• Work item:
Pick out every line in the data below that holds "subtitle".

• Information shown:

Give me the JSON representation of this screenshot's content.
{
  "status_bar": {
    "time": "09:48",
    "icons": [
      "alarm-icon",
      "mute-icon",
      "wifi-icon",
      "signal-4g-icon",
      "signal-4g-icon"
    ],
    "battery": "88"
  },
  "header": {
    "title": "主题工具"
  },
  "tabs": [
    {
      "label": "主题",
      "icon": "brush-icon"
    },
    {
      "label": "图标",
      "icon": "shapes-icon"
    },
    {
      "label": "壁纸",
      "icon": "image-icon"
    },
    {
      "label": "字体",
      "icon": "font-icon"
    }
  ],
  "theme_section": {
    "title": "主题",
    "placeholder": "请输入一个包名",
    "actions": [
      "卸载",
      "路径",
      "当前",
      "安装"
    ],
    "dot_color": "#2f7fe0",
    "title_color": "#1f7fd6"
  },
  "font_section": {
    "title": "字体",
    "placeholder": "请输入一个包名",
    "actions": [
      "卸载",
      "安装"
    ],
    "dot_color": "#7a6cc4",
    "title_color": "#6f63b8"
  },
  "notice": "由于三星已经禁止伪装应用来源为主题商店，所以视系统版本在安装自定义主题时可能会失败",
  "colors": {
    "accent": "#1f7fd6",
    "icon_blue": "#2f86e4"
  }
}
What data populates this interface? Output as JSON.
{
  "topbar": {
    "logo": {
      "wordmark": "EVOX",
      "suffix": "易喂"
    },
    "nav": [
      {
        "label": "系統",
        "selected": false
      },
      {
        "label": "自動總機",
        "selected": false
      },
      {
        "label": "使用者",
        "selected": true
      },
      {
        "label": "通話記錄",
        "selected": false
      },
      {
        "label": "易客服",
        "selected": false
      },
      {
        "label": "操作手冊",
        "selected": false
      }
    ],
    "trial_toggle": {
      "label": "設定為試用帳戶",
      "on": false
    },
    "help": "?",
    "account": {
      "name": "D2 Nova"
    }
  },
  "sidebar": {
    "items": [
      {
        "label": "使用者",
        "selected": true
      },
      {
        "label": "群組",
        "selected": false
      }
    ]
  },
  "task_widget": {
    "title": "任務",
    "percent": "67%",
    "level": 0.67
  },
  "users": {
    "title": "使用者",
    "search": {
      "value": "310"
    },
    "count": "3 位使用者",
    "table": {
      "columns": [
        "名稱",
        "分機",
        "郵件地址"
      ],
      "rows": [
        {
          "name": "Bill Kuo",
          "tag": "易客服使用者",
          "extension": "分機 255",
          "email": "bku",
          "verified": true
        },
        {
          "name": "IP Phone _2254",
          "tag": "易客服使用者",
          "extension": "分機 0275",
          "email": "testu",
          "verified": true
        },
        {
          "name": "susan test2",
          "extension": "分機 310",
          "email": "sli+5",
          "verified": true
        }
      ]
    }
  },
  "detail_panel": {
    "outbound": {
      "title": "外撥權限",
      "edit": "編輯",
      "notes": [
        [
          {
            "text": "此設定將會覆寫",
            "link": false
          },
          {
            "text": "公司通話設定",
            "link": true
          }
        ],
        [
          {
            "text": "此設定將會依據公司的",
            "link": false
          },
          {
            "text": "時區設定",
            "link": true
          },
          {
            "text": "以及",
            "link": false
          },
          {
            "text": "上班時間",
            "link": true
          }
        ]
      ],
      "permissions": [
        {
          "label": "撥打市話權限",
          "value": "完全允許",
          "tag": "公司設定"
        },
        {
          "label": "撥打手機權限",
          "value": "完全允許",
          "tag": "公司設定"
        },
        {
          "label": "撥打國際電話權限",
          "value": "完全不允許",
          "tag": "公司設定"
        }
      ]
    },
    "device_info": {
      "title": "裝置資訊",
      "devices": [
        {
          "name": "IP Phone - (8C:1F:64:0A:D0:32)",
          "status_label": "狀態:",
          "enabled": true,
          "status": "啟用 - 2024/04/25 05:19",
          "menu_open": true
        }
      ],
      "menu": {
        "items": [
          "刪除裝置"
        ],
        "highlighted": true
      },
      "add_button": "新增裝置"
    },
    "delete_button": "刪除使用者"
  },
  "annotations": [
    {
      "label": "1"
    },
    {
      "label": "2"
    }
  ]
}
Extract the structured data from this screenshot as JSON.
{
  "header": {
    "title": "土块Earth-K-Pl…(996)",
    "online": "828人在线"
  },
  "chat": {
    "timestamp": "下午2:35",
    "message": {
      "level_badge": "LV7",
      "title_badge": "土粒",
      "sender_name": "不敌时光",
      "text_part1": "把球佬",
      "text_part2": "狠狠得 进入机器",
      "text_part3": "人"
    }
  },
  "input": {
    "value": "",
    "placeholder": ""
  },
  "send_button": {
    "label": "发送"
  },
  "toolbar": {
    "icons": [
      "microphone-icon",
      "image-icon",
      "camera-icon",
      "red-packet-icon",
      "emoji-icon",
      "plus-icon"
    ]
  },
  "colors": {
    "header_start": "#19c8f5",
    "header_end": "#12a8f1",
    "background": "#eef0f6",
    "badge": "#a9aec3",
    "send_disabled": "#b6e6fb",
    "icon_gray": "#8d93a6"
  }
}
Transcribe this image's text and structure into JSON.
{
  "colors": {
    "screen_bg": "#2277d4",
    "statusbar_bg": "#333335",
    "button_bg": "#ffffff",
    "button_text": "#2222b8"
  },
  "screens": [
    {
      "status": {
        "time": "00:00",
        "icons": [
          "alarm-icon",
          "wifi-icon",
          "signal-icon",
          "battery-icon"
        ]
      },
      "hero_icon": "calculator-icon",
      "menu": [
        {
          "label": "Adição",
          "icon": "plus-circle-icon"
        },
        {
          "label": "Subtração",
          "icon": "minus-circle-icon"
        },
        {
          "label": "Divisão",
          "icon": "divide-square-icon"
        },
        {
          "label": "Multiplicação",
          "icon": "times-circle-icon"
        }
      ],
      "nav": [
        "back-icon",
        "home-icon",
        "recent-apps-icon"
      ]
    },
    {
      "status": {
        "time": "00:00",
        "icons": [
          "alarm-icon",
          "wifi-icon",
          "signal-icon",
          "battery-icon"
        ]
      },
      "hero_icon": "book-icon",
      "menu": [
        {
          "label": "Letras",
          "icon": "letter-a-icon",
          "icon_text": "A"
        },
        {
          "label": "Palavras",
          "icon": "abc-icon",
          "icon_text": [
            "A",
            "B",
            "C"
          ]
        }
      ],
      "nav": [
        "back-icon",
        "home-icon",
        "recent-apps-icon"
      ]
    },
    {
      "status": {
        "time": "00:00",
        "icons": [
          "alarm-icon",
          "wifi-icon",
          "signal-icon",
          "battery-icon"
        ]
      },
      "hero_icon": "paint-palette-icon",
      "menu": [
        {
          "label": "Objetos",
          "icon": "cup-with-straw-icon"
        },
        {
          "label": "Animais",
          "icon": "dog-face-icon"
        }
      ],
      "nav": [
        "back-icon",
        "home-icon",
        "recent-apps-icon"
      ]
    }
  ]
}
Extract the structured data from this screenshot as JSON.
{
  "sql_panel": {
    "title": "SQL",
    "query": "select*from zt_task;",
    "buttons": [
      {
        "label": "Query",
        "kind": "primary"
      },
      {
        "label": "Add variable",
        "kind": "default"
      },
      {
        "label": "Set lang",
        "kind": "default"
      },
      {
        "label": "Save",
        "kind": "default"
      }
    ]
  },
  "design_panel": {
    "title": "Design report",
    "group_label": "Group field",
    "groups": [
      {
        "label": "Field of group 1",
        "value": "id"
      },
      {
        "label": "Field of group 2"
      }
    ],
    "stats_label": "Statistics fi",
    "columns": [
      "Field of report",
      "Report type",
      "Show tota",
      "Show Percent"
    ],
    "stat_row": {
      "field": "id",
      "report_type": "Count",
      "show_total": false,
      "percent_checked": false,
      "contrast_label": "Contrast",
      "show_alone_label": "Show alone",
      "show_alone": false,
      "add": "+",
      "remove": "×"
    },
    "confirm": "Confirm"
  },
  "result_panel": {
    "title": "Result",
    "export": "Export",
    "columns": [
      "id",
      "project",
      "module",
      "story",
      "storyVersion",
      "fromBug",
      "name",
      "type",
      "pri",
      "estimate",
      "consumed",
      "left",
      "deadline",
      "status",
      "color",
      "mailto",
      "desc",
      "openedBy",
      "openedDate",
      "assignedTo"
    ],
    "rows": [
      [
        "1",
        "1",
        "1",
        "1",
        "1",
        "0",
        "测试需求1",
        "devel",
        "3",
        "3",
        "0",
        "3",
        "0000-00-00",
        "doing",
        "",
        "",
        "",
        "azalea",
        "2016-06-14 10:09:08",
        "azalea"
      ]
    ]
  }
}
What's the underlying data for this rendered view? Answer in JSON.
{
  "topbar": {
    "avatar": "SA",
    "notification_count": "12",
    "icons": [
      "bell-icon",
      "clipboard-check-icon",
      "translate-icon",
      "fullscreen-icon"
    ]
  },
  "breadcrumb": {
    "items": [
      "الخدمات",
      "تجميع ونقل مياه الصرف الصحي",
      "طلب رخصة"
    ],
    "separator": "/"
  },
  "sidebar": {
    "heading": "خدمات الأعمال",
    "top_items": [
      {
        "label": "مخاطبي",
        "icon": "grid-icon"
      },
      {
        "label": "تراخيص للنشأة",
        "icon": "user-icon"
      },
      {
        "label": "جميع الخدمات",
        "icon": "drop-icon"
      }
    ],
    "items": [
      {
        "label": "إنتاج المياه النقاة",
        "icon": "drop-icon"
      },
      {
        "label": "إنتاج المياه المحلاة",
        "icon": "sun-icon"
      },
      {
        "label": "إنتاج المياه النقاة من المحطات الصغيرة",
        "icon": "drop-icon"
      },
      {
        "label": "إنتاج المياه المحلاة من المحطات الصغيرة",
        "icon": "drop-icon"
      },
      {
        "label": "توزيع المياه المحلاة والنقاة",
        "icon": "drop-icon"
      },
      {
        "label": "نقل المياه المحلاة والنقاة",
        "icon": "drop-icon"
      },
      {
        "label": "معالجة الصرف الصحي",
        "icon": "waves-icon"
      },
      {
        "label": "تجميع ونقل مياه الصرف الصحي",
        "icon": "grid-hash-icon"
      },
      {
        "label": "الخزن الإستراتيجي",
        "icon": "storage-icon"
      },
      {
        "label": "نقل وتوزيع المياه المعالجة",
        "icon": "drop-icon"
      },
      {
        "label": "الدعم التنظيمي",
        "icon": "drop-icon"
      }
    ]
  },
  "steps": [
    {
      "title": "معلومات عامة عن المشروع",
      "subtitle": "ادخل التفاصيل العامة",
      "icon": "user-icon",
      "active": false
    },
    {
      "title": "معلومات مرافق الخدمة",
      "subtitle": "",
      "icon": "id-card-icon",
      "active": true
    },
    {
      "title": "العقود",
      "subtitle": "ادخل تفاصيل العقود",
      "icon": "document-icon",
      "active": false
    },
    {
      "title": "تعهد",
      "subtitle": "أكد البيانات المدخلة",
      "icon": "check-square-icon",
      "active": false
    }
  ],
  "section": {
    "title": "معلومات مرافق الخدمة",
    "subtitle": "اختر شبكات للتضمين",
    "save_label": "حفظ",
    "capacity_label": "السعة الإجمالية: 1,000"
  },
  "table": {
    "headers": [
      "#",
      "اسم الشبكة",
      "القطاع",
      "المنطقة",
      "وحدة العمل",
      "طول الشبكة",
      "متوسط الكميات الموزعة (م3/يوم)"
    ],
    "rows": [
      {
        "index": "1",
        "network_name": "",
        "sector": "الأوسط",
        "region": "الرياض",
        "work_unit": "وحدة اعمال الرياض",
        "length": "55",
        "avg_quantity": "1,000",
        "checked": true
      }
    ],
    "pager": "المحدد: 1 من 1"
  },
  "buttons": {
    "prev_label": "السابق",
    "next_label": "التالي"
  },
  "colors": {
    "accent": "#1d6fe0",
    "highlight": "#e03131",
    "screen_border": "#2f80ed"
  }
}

• Response to the exercise:
      "subtitle": "ادخل التفاصيل العامة",
      "subtitle": "",
      "subtitle": "ادخل تفاصيل العقود",
      "subtitle": "أكد البيانات المدخلة",
    "subtitle": "اختر شبكات للتضمين",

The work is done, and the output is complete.